Look at the first task you listed out on your 1-3-5 list and get it done before lunch. Mark Twain once said that if the first thing you do every morning is eat a live frog, you can spend the rest of the day knowing that the worst is over. Motivational speaker Brian Tracy follows on this lead and suggests that if we have two frogs on our list, eat the uglier one first. Accomplishing the hardest task on your list before lunch creates confidence and a ripple effect, stops procrastination and motivates you to get the rest of the things on your list done.
Take a look at your list at the end of each day and keep track of how much you have actually accomplished. Following this routine for a few days will give you an idea about your time, speed in doing particular tasks and also make it easier to identify the most productive hours of the day. Take a cue from things that you didn’t do on the list and figure out why you couldn’t accomplish them--were you out of time, were they not clear enough, can they be postponed? Use this information well while charting out future lists. Always keep in mind the golden rule of planning--do not schedule more than 75 per cent of your time into to-do lists.
Remember that the idea behind to-do lists is to make you work smarter, not harder. So take a deep breath and use these tips to organise your life and work and be more productive.

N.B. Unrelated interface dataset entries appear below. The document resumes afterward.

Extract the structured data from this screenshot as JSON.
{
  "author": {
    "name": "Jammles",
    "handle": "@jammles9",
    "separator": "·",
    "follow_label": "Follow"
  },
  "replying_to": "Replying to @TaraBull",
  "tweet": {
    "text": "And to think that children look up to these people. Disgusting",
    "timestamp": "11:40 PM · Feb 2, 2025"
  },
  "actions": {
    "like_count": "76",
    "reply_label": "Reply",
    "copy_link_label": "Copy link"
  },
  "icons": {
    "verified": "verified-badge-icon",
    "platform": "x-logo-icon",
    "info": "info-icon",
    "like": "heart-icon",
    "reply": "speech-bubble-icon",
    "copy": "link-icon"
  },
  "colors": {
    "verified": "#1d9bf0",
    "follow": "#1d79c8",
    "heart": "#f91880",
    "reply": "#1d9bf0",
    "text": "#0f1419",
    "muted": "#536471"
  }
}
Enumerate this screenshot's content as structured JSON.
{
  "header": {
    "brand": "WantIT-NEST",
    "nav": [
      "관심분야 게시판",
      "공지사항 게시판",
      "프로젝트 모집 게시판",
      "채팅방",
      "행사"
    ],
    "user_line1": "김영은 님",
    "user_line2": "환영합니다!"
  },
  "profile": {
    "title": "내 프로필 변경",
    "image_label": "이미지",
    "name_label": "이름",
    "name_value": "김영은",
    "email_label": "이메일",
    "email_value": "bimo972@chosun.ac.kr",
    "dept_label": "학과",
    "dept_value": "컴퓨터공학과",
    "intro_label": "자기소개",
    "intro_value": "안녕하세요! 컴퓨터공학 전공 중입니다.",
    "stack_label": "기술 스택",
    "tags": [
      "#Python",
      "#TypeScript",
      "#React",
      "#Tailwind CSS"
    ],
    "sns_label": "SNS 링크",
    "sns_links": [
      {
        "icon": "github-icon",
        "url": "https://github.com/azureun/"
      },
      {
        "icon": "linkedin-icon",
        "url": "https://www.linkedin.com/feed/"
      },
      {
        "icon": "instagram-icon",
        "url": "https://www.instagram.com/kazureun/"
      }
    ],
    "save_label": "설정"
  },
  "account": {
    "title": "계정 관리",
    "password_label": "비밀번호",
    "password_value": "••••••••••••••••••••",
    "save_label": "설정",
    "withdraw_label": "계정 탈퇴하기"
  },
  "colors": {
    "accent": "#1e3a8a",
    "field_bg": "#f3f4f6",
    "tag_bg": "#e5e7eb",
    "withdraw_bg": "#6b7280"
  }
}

What hacks do you use to make your to-do lists work for you? Let us know in the comments below.